Wolfram’s name seemed to strike a chord in the corners of my brain, but in checking I found I was confusing him with the free jazz trio of the same name from Stavanger, whose CD for Va Fongool nevertheless featured a cover of a demonic dog with mad staring eyes, an image which might have appealed to this fellow, the Polish Wolfram. Dominik Kowalczyk kicked off his dark ambient drone career in the early 2000s with a couple of small-run CDRs for Polycephal, then kind of fell off the map and went under radar, unless you count his Thinking Dust album for this label in 2005; he got involved in some side activities involving music for cinema, theatre, and sound installations, and may have surfaced on some compilations too.
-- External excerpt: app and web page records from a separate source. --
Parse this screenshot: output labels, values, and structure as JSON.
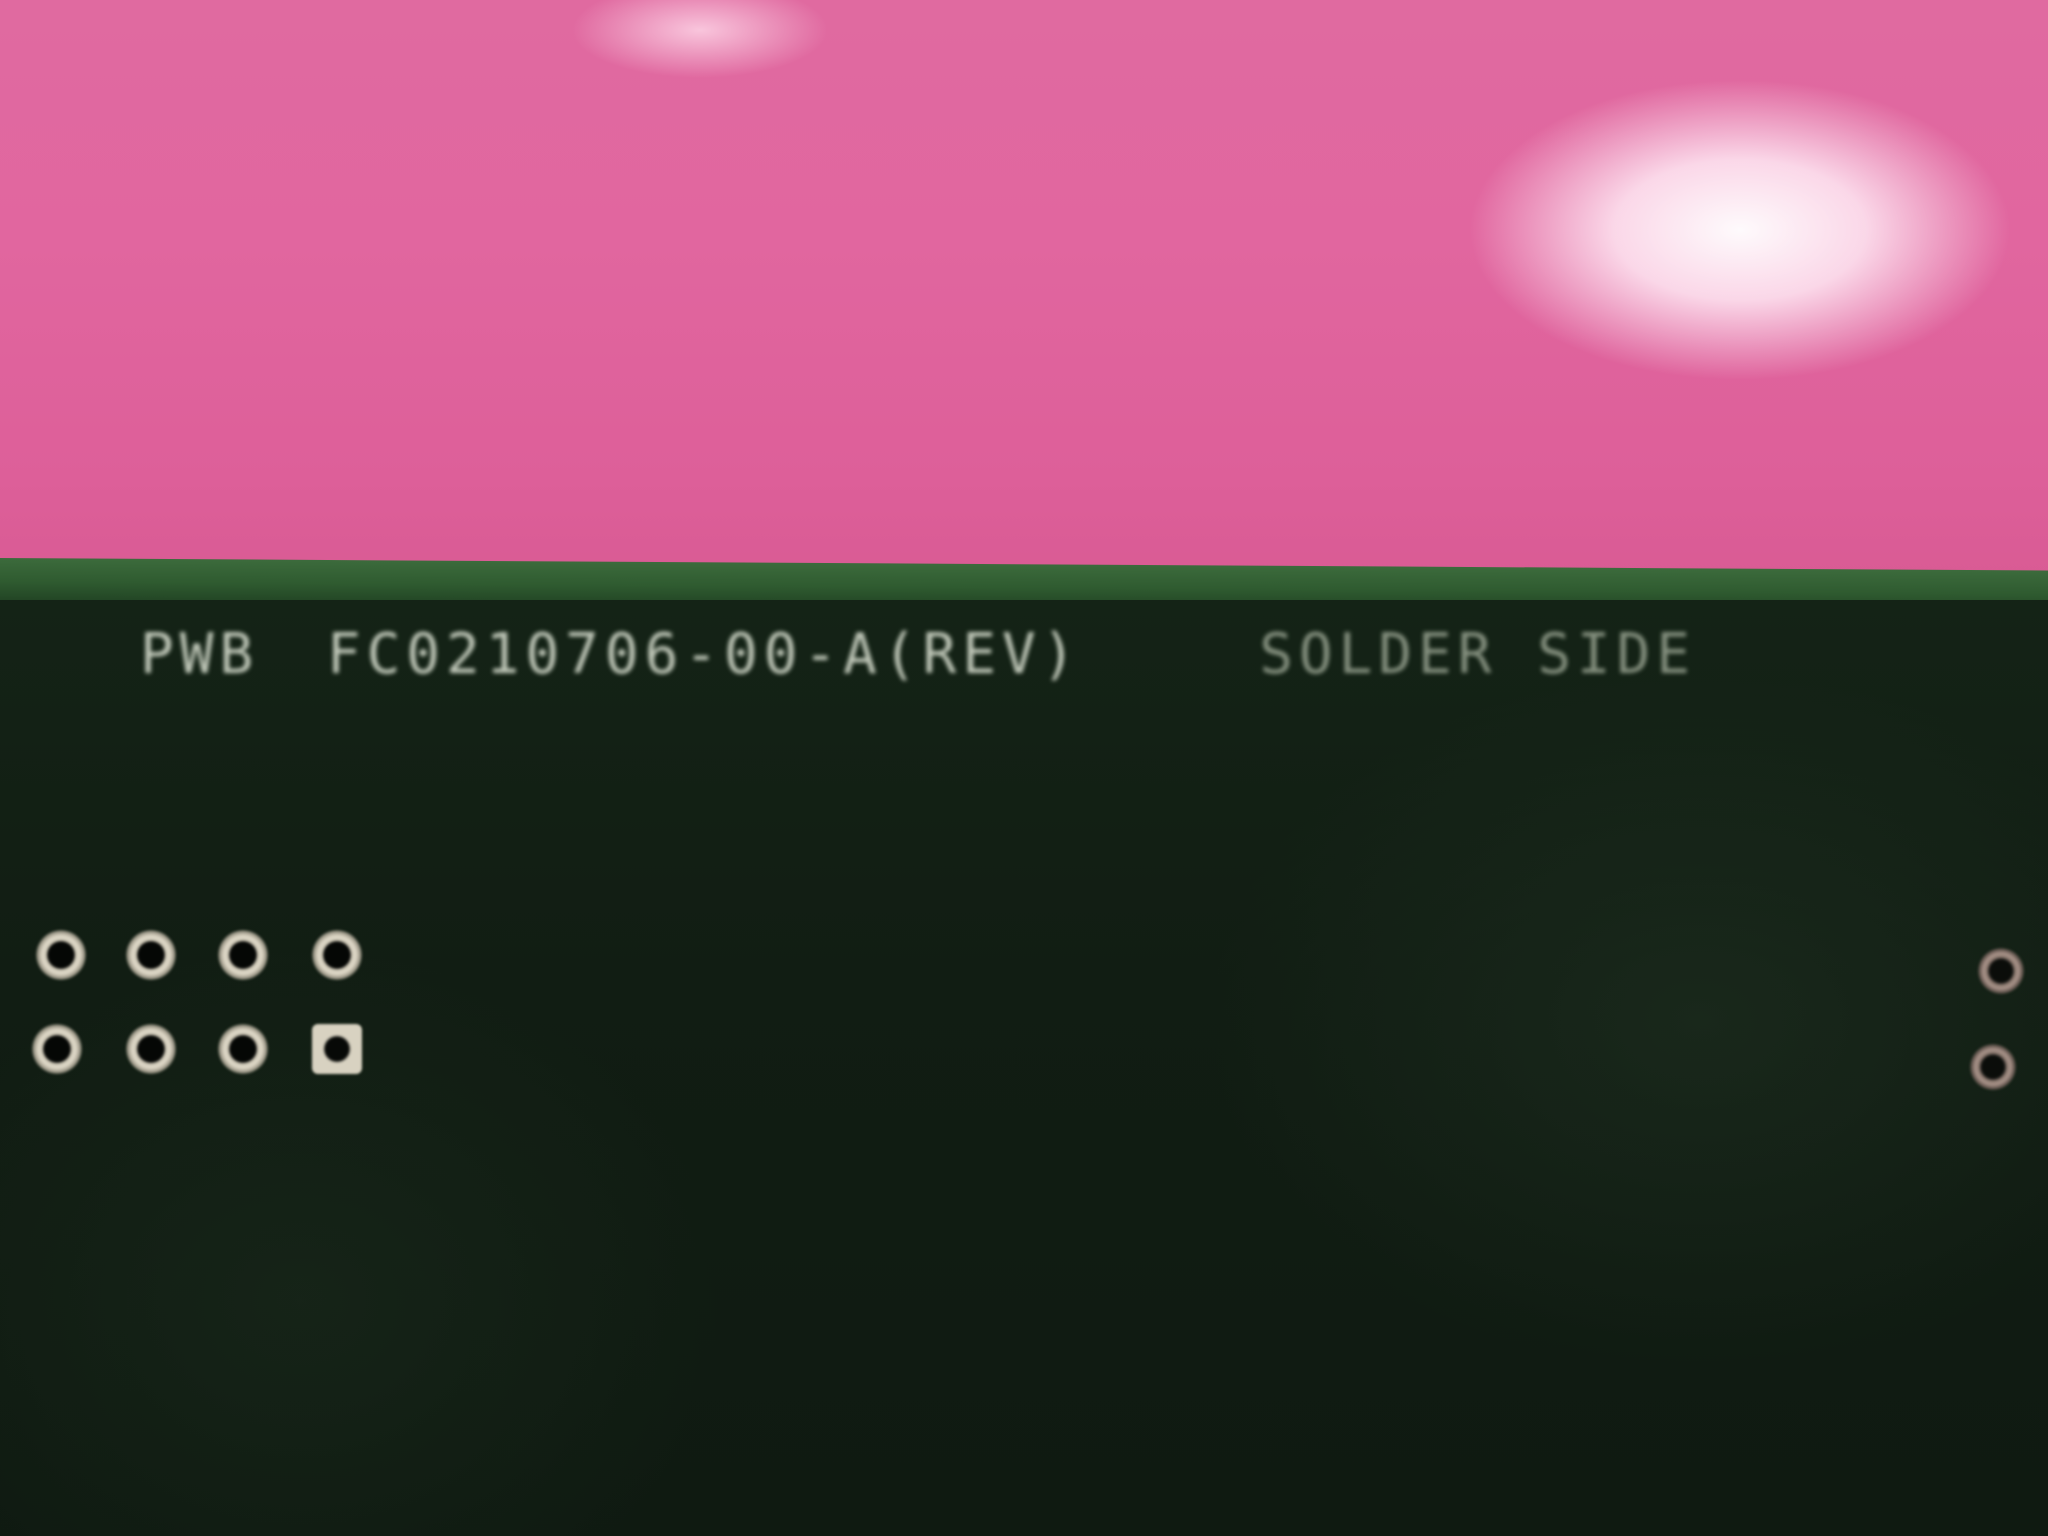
{
  "photo": {
    "subject": "PCB solder side",
    "background_color": "#e1669f",
    "board_color": "#111d13",
    "board_edge_color": "#2f5b30",
    "silkscreen_color": "#cfd6c7"
  },
  "silkscreen": {
    "line_prefix": "PWB",
    "part_number": "FC0210706-00-A(REV)",
    "side_label": "SOLDER SIDE"
  },
  "pads": {
    "left_group_rows": 2,
    "left_group_cols": 4,
    "square_pad_position": "bottom-right of left group",
    "right_edge_pads": 2
  }
}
Today he creeps back into the public consciousness with a highly effective album of atmospheres, rhythmical drones, warm pulsations and uncanny textures, simply called X (MONOTYPE RECORDS mono102). The record company are delighted with it and invoke the familiar terms such as “disturbing” and “hypnotises with subtle structures”, “anxious”, and “ascetic”. I’d also like to point to track titles such as ‘Introspektiv’ and ‘Secret Humans’, both of which indicate a predilection for strangeness and mystery, while insisting on one’s own mind (and all its secret maze-like pathways) as the centre of everything – a trend which began, I suggest, with his very first record, 2001’s Mind Locations. I have no doubt that Kowalczyk finds solace and expression in his very internalised, self-examining music, and that it’s a form of therapy that keeps the men with butterfly nets at bay. We’ve heard Dominik before as one third of the trio Komora A, but personally I much prefer this solo material…seems purer, more single-minded. From 12th July 2016.